| Instructions to follow |
Search the records for lines that contain the word "MyGame". Copy them all.

(Element data from apps and pages)
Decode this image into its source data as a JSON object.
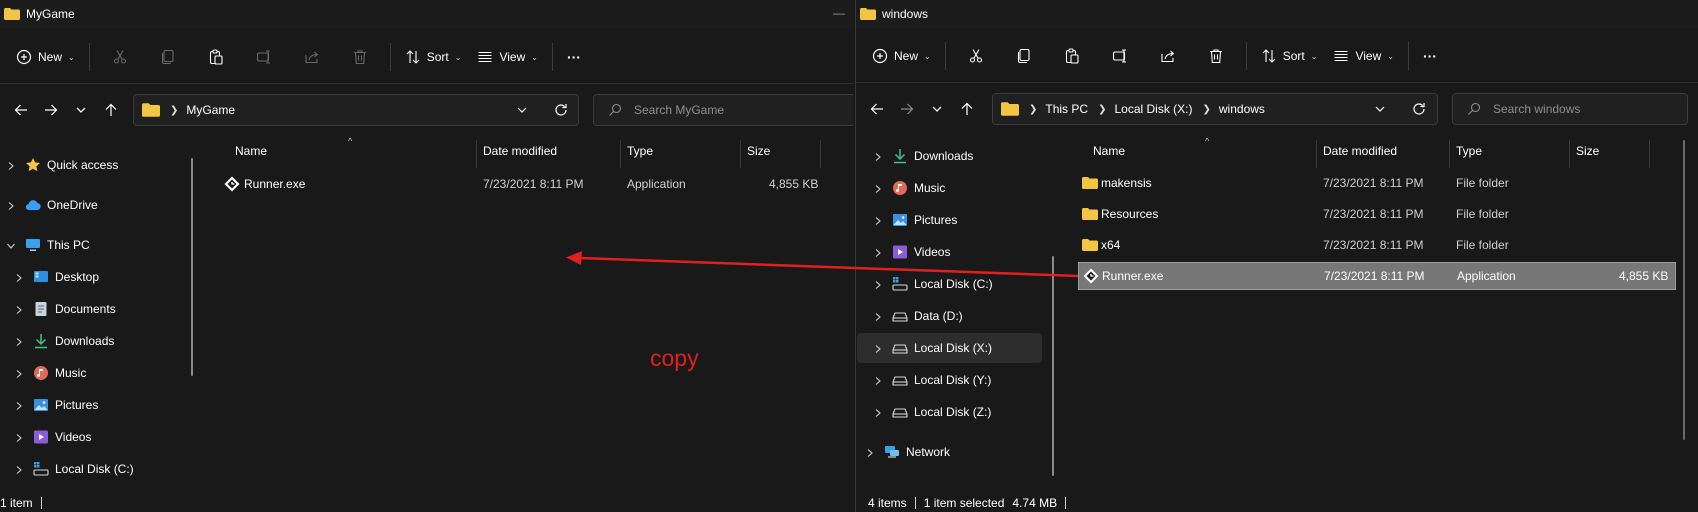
{
  "left": {
    "title": "MyGame",
    "toolbar": {
      "new": "New",
      "sort": "Sort",
      "view": "View",
      "more": "···"
    },
    "address": {
      "crumbs": [
        "MyGame"
      ]
    },
    "search_placeholder": "Search MyGame",
    "nav": [
      {
        "label": "Quick access",
        "icon": "star-icon"
      },
      {
        "label": "OneDrive",
        "icon": "cloud-icon"
      },
      {
        "label": "This PC",
        "icon": "monitor-icon"
      },
      {
        "label": "Desktop",
        "icon": "desktop-icon"
      },
      {
        "label": "Documents",
        "icon": "documents-icon"
      },
      {
        "label": "Downloads",
        "icon": "download-icon"
      },
      {
        "label": "Music",
        "icon": "music-icon"
      },
      {
        "label": "Pictures",
        "icon": "pictures-icon"
      },
      {
        "label": "Videos",
        "icon": "videos-icon"
      },
      {
        "label": "Local Disk (C:)",
        "icon": "windows-drive-icon"
      }
    ],
    "columns": [
      "Name",
      "Date modified",
      "Type",
      "Size"
    ],
    "files": [
      {
        "name": "Runner.exe",
        "date": "7/23/2021 8:11 PM",
        "type": "Application",
        "size": "4,855 KB",
        "icon": "gamemaker-app-icon"
      }
    ],
    "status": {
      "count": "1 item"
    }
  },
  "right": {
    "title": "windows",
    "toolbar": {
      "new": "New",
      "sort": "Sort",
      "view": "View",
      "more": "···"
    },
    "address": {
      "crumbs": [
        "This PC",
        "Local Disk (X:)",
        "windows"
      ]
    },
    "search_placeholder": "Search windows",
    "nav": [
      {
        "label": "Downloads",
        "icon": "download-icon"
      },
      {
        "label": "Music",
        "icon": "music-icon"
      },
      {
        "label": "Pictures",
        "icon": "pictures-icon"
      },
      {
        "label": "Videos",
        "icon": "videos-icon"
      },
      {
        "label": "Local Disk (C:)",
        "icon": "windows-drive-icon"
      },
      {
        "label": "Data (D:)",
        "icon": "drive-icon"
      },
      {
        "label": "Local Disk (X:)",
        "icon": "drive-icon"
      },
      {
        "label": "Local Disk (Y:)",
        "icon": "drive-icon"
      },
      {
        "label": "Local Disk (Z:)",
        "icon": "drive-icon"
      },
      {
        "label": "Network",
        "icon": "network-icon"
      }
    ],
    "selected_nav": "Local Disk (X:)",
    "columns": [
      "Name",
      "Date modified",
      "Type",
      "Size"
    ],
    "files": [
      {
        "name": "makensis",
        "date": "7/23/2021 8:11 PM",
        "type": "File folder",
        "size": "",
        "icon": "folder-icon"
      },
      {
        "name": "Resources",
        "date": "7/23/2021 8:11 PM",
        "type": "File folder",
        "size": "",
        "icon": "folder-icon"
      },
      {
        "name": "x64",
        "date": "7/23/2021 8:11 PM",
        "type": "File folder",
        "size": "",
        "icon": "folder-icon"
      },
      {
        "name": "Runner.exe",
        "date": "7/23/2021 8:11 PM",
        "type": "Application",
        "size": "4,855 KB",
        "icon": "gamemaker-app-icon"
      }
    ],
    "selected_file": "Runner.exe",
    "status": {
      "count": "4 items",
      "selected": "1 item selected",
      "selsize": "4.74 MB"
    }
  },
  "annotation": {
    "text": "copy",
    "color": "#e02020"
  },
  "colors": {
    "background": "#191919",
    "folder": "#f4c542",
    "selection": "#777777",
    "accent": "#4cc2ff"
  }
}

| Answer box |
    "title": "MyGame",
        "MyGame"
    "search_placeholder": "Search MyGame",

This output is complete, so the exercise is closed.